Element data from apps and pages:
══════

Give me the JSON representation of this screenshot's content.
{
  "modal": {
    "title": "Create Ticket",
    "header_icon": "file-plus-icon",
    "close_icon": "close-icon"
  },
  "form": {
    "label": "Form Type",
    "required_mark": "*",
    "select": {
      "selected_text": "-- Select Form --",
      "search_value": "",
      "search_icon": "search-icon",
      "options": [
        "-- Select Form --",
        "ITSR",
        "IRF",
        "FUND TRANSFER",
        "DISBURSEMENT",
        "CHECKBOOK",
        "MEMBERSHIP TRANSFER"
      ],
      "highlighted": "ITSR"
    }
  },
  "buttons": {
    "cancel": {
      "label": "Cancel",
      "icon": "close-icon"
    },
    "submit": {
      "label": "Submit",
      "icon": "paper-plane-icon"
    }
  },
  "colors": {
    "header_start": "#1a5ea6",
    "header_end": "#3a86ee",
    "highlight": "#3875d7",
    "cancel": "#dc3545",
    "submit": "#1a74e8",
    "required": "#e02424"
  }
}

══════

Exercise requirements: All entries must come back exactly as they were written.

Solved exercise:
Give me the JSON representation of this screenshot's content.
{
  "modal": {
    "title": "Create Ticket",
    "header_icon": "file-plus-icon",
    "close_icon": "close-icon"
  },
  "form": {
    "label": "Form Type",
    "required_mark": "*",
    "select": {
      "selected_text": "-- Select Form --",
      "search_value": "",
      "search_icon": "search-icon",
      "options": [
        "-- Select Form --",
        "ITSR",
        "IRF",
        "FUND TRANSFER",
        "DISBURSEMENT",
        "CHECKBOOK",
        "MEMBERSHIP TRANSFER"
      ],
      "highlighted": "ITSR"
    }
  },
  "buttons": {
    "cancel": {
      "label": "Cancel",
      "icon": "close-icon"
    },
    "submit": {
      "label": "Submit",
      "icon": "paper-plane-icon"
    }
  },
  "colors": {
    "header_start": "#1a5ea6",
    "header_end": "#3a86ee",
    "highlight": "#3875d7",
    "cancel": "#dc3545",
    "submit": "#1a74e8",
    "required": "#e02424"
  }
}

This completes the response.